Freeing our literary imaginations from, among other things, the ''grip of the media,'' and limbering up our atrophied moral imagination are the demands of the hour. In both his book and in person, Bellow lambastes those who traffic in the communication business but fail to communicate, to stir others' sensibilities. ''Exposition is never the same as passionate dramatization or representation,'' he complains.
If anyone is in a position to criticize writers for their shortcomings of passion, it must be Bellow himself. He is highly regarded for his ability to mix the colloquial with the intellectual, the street language with the high-flown. He is a master at observing and preserving the energetic details while keeping his eye fixed on the grand plan. Men that were ''nutria-bearded,'' whose ''sharp teeth were clean,'' and who possessed a ''sort of doughnut fragrance'' mix freely with such lines as ''to recover the world that is buried under the debris of false description or nonexperience.''
All this, Bellow continues, ''because one takes it for granted that a human being is a body plus a brain.'' And the window of vulnerability opens when we are ''dominated by certain practical interests which are reflected in the economy, in gratification of material needs, in the ruling forces of American life.'' It is assumed that the things of the head and heart ''will just have to take care of themselves.''
One knows by his tone of voice that those lesser tangibles will not, and cannot, take care of themselves.

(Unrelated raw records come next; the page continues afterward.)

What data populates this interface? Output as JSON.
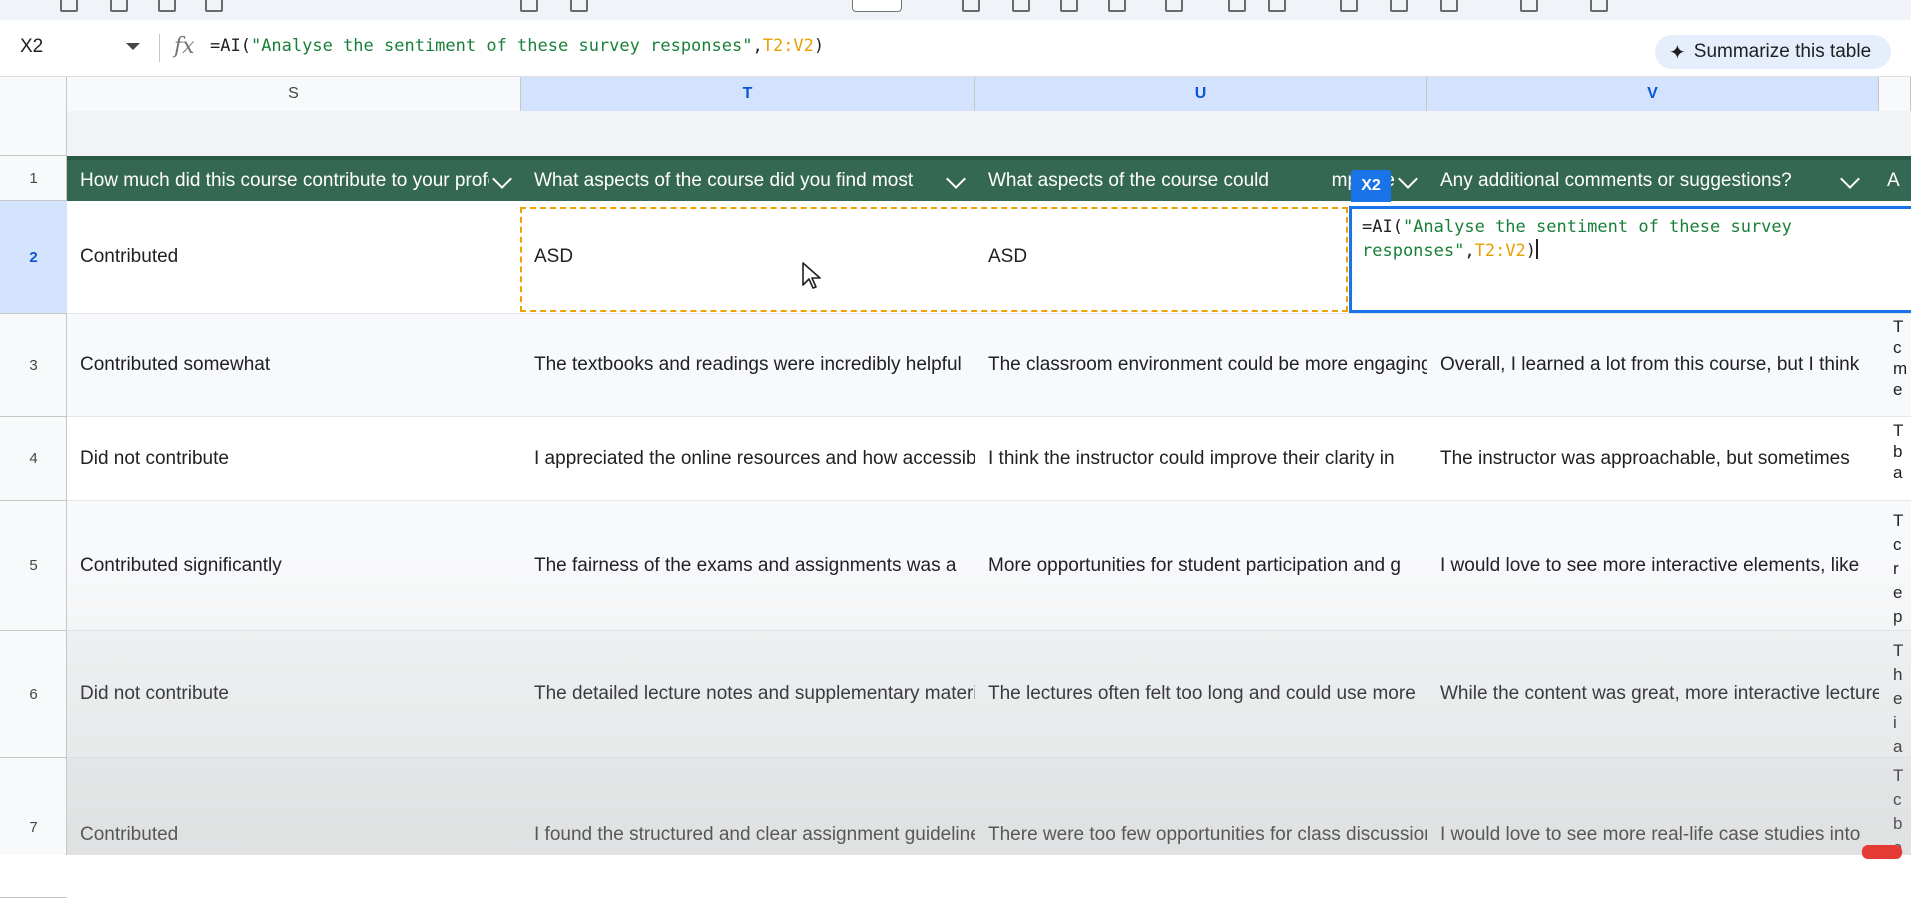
{
  "name_box": "X2",
  "formula": {
    "prefix": "=AI(",
    "string": "\"Analyse the sentiment of these survey responses\"",
    "comma": ",",
    "range": "T2:V2",
    "suffix": ")"
  },
  "summarize_button": "Summarize this table",
  "columns": [
    "S",
    "T",
    "U",
    "V"
  ],
  "rows": [
    "1",
    "2",
    "3",
    "4",
    "5",
    "6",
    "7"
  ],
  "header_row": [
    "How much did this course contribute to your profe",
    "What aspects of the course did you find most",
    "What aspects of the course could",
    "mprove",
    "Any additional comments or suggestions?",
    "A"
  ],
  "active_cell_tag": "X2",
  "editor": {
    "line1_prefix": "=AI(",
    "line1_string": "\"Analyse the sentiment of these survey",
    "line2_string": "responses\"",
    "comma": ",",
    "range": "T2:V2",
    "suffix": ")"
  },
  "data_rows": [
    {
      "s": "Contributed",
      "t": "ASD",
      "u": "ASD",
      "v": "",
      "w": ""
    },
    {
      "s": "Contributed somewhat",
      "t": "The textbooks and readings were incredibly helpful",
      "u": "The classroom environment could be more engaging",
      "v": "Overall, I learned a lot from this course, but I think",
      "w": "T\nc\nm\ne"
    },
    {
      "s": "Did not contribute",
      "t": "I appreciated the online resources and how accessible",
      "u": "I think the instructor could improve their clarity in",
      "v": "The instructor was approachable, but sometimes",
      "w": "T\nb\na"
    },
    {
      "s": "Contributed significantly",
      "t": "The fairness of the exams and assignments was a",
      "u": "More opportunities for student participation and g",
      "v": "I would love to see more interactive elements, like",
      "w": "T\nc\nr\ne\np"
    },
    {
      "s": "Did not contribute",
      "t": "The detailed lecture notes and supplementary materials",
      "u": "The lectures often felt too long and could use more",
      "v": "While the content was great, more interactive lectures",
      "w": "T\nh\ne\ni\na"
    },
    {
      "s": "Contributed",
      "t": "I found the structured and clear assignment guidelines",
      "u": "There were too few opportunities for class discussion",
      "v": "I would love to see more real-life case studies into",
      "w": "T\nc\nb\na"
    }
  ]
}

They need to be nurtured, if nothing else. And for most of us, just recognizing those needs is difficult enough. He goes on. ''This is the century that has characterized itself with the word 'nihilism' . . . where the existence of good and evil has been questioned.'' It is obviously not an easy time to rejuvenate one's moral sensibilities. But that does not excuse us from the need to try.
To strive against these ways of thinking, to declare an attitude outdated and go beyond it, is what Bellow insists upon. He chooses his words carefully and answers slowly. ''It's quite possible that people could be sufficiently independent in spirit, (so) they would not accept the verdict on life (that has) become so common; that you're supposed to be idiotic if you don't accept it.

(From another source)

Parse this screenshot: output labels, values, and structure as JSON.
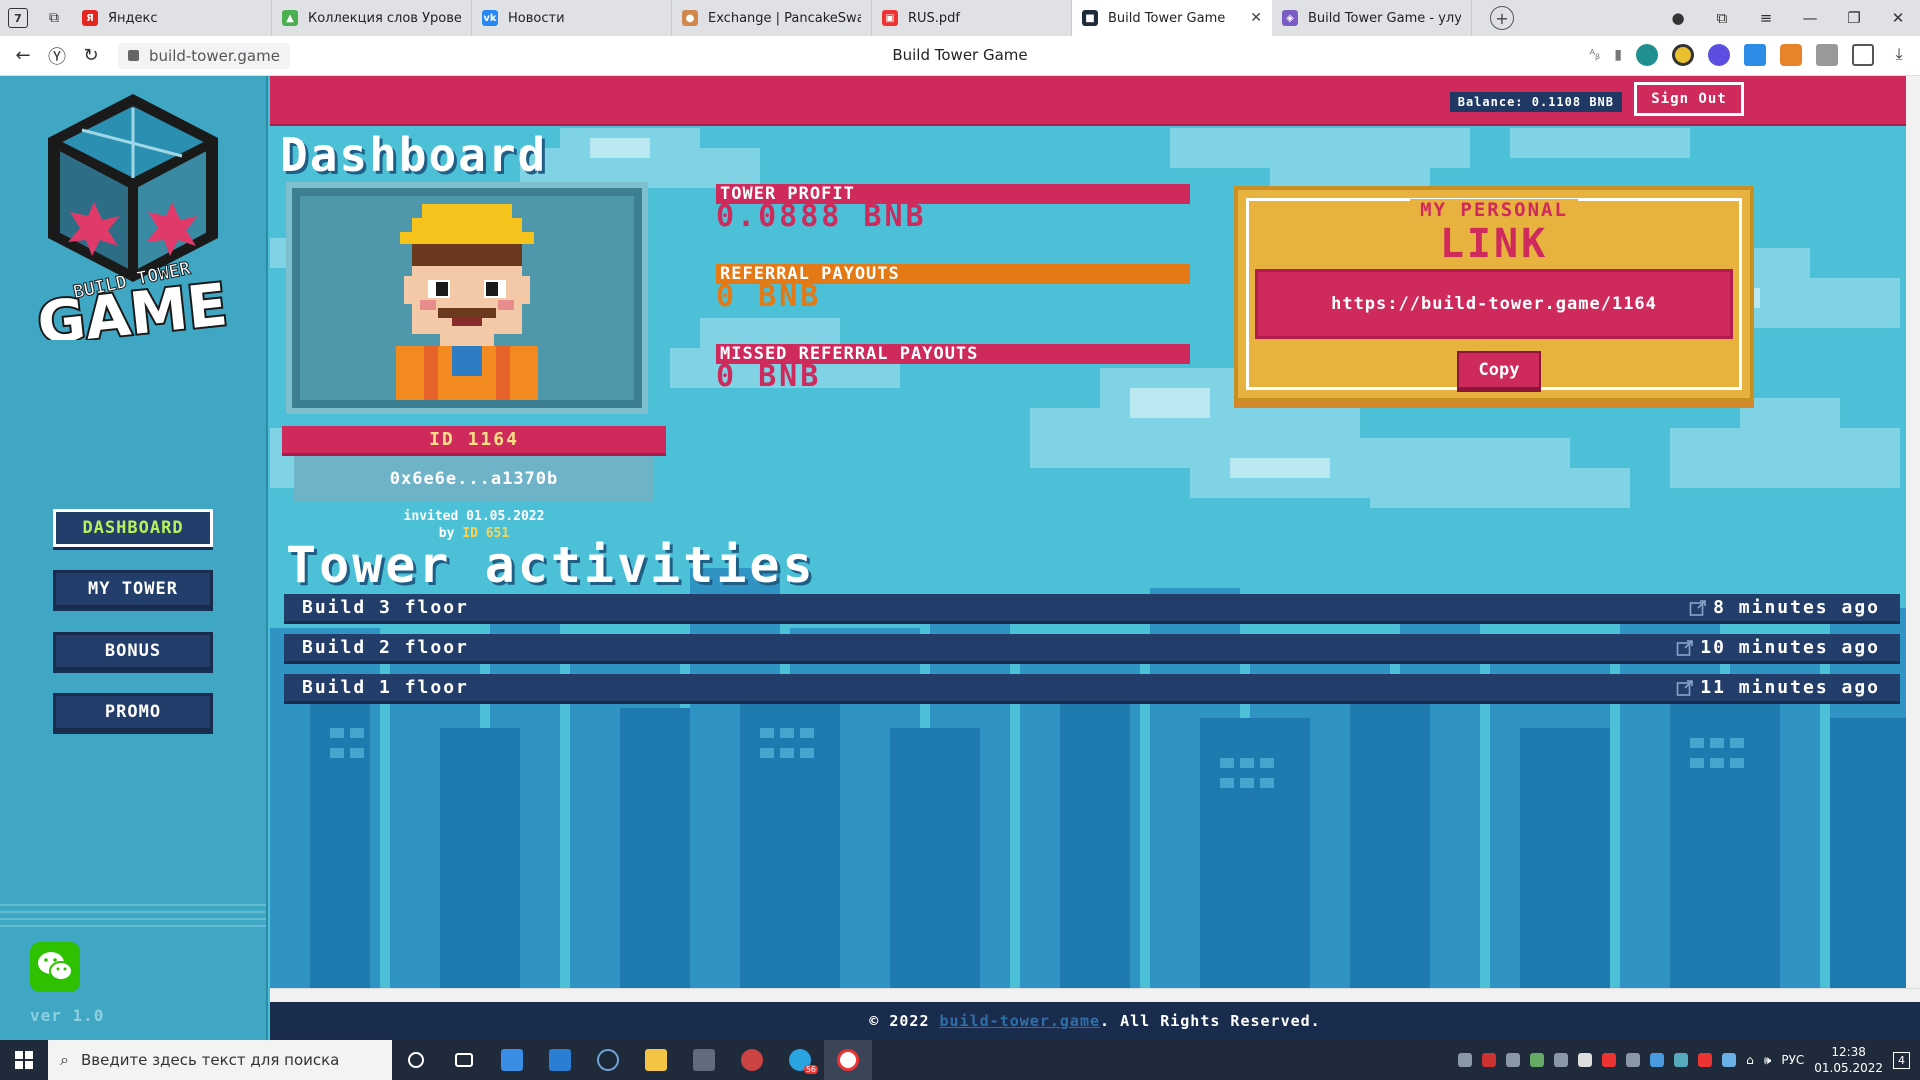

If you think for yourself and feel for yourself, you refuse to accept as victorious the account that's given you. . . .''If you think and feel for yourself, says Bellow, you will fill your life with more than you can know. Who will help point the way? ''That's what literature is about,'' he says. ''It separates itself from the prevailing account. That's what it's for.''
The late morning lesson seems just about through. The steam heat gives an impatient hiss. The desk chair creaks to its normal upright position; the hiking boots return to the floor. Bellow seems only slightly uncomfortable at having waxed eloquent for this hour. ''Let me explain something to you about writing a book,'' he cautions. He seems to want to temper his definitive statements of the morning. ''The book is supposed to speak for itself. D. H. Lawrence said in his studies of American literature, 'Trust the book. Don't trust the writer.' ''
He lets this message sink in, then parts with this: ''The other thing I would like to mention is an old Midwestern saying: 'We don't shave here, we only lather. You get shaved across the street.' ''